Problem details: In the records below, find every line that contains "Take" and list it.

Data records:
[Start of Attachment]
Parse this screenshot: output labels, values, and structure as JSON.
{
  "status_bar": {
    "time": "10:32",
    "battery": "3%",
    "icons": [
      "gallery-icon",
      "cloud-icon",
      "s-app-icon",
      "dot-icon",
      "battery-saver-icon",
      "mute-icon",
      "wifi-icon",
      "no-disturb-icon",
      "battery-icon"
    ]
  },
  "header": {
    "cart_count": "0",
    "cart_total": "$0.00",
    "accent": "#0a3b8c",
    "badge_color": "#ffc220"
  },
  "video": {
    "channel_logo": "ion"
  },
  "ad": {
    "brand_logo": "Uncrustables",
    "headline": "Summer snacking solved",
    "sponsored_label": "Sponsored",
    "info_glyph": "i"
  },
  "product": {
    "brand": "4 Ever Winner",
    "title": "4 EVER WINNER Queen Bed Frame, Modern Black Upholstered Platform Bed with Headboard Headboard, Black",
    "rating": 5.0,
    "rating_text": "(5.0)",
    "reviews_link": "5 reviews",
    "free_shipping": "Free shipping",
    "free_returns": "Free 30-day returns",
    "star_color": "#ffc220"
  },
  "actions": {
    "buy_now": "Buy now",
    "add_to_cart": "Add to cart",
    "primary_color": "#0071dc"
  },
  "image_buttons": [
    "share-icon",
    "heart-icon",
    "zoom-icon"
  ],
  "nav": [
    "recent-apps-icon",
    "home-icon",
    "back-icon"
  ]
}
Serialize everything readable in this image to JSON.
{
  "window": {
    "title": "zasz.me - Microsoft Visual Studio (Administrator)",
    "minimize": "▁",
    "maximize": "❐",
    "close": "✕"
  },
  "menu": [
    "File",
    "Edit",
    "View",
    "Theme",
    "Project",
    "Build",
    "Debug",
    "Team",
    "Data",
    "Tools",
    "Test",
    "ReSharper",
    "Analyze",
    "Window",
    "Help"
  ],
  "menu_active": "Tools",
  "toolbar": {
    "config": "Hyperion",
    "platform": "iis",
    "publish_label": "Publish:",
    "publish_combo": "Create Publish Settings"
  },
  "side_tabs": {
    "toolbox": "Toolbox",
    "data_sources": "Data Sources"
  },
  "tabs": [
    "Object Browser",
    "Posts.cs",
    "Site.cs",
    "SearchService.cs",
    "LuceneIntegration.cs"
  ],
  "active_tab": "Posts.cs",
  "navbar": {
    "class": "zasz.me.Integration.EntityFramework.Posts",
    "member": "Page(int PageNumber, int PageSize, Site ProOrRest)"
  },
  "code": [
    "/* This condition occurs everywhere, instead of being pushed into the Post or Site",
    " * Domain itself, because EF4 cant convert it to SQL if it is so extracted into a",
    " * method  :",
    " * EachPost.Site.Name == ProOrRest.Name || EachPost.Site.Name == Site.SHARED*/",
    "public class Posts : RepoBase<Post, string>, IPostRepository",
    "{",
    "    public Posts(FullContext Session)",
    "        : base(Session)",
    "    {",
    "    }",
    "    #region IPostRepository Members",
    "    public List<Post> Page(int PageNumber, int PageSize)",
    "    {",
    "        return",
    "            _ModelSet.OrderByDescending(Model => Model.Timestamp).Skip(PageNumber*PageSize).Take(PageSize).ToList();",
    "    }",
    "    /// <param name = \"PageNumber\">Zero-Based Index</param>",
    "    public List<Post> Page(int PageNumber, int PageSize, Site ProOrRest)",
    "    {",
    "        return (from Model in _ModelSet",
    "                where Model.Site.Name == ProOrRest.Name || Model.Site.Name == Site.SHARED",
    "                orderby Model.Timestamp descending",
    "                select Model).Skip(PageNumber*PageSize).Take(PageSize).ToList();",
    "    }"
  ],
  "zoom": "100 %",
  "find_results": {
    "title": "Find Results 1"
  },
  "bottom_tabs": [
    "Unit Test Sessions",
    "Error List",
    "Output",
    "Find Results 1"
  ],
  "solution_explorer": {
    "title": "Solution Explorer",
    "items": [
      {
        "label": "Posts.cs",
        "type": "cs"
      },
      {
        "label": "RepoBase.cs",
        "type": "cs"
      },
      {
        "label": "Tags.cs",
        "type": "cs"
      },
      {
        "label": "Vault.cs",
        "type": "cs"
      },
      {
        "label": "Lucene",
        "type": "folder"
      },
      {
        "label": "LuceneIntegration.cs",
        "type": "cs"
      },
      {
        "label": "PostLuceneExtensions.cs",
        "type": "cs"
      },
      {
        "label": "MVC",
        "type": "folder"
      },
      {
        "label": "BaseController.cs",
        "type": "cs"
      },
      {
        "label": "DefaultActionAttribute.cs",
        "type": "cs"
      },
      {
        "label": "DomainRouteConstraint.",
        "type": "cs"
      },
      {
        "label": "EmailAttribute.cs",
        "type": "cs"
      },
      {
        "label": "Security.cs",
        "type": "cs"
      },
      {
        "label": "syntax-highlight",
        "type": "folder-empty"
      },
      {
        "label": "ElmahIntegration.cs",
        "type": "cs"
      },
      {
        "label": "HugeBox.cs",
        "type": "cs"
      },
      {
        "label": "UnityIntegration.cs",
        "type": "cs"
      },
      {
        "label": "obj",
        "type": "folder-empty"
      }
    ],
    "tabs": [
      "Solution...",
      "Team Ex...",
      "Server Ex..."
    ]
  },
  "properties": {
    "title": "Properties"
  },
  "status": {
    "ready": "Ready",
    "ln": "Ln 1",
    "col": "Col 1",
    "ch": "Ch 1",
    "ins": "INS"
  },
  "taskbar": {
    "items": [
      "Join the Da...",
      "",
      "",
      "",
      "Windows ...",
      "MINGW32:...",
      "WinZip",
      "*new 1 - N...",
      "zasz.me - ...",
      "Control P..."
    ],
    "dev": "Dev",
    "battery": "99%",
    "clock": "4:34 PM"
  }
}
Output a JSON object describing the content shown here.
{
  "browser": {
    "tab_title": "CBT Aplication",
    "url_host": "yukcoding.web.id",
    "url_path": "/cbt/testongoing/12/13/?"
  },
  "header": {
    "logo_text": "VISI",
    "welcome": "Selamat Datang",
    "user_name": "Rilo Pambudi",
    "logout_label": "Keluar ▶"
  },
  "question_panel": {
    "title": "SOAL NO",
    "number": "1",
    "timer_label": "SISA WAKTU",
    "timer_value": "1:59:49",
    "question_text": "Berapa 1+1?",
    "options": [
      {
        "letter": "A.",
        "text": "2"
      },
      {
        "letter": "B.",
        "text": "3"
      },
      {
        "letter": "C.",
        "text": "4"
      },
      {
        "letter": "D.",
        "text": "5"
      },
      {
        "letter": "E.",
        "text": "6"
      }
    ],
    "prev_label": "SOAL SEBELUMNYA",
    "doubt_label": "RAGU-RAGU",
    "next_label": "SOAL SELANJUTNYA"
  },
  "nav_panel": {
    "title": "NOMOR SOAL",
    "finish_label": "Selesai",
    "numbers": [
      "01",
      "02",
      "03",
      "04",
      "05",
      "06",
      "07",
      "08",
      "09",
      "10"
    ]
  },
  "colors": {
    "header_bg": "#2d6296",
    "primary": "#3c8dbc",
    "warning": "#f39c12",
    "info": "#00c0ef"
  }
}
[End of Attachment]
Output for this exercise:
    "            _ModelSet.OrderByDescending(Model => Model.Timestamp).Skip(PageNumber*PageSize).Take(PageSize).ToList();",
    "                select Model).Skip(PageNumber*PageSize).Take(PageSize).ToList();",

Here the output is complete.